01. GDPR Interstitial
GDPR is a law enacted in the European Union with the intention of giving users more power (and hopefully protection) over the data they provide websites. Consent is currently required anywhere within the EU or you could face fines in the millions of dollars, depending on the size of your business.
02. Interstitial Age Consent
Websites have an age requirement?
If, for example, you navigate to the website of your favorite alcoholic beverage (you’re 21, right?), you will be asked to input your birthday to prove you are over the legal drinking age. These interstitial consent forms are not only approved but mandated by law.
03. Crossing a Paywall
High-end news and media sites employ interstitial ads as a means of blocking user access to content without first paying. These paywalls are common for sites who have invested substantial resources into content creation.
These are generally accepted practices for interstitials but how can we make all interstitial ads less invasive and more acceptable to users?
Interstitial Ads: Best Practices
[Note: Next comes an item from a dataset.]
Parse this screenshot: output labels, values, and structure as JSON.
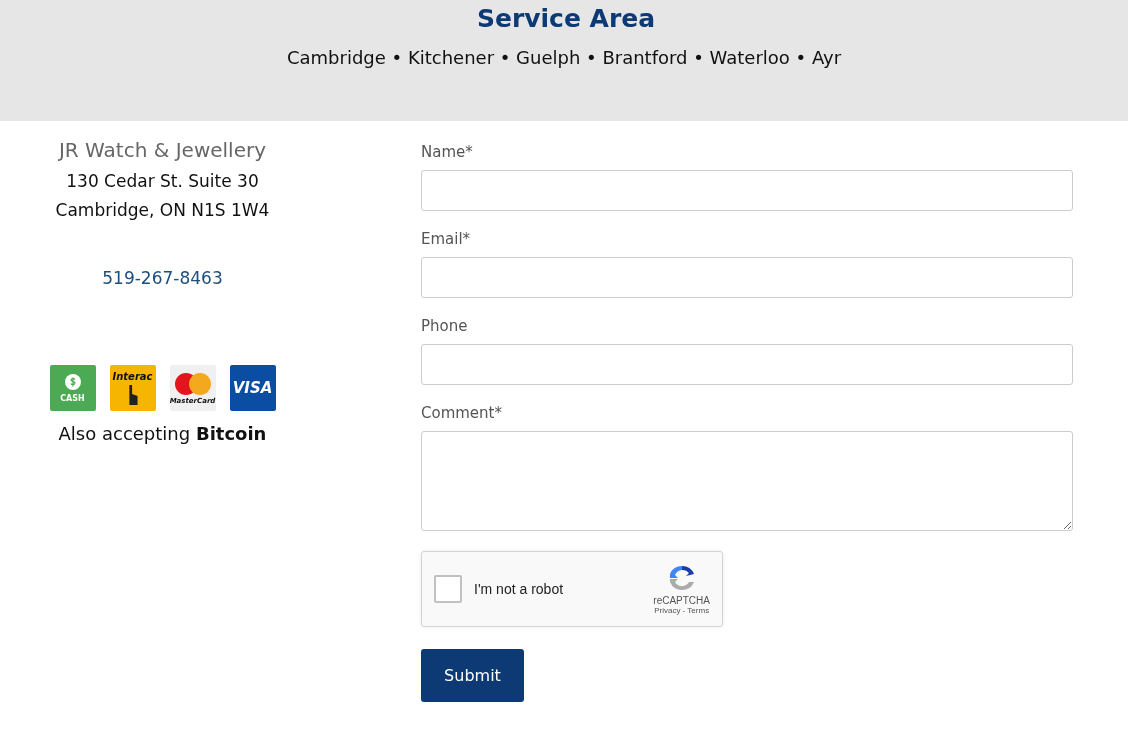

How can we, as marketers, provide the best experience for more users? It boils down to a fundamental principle: Don’t be annoying.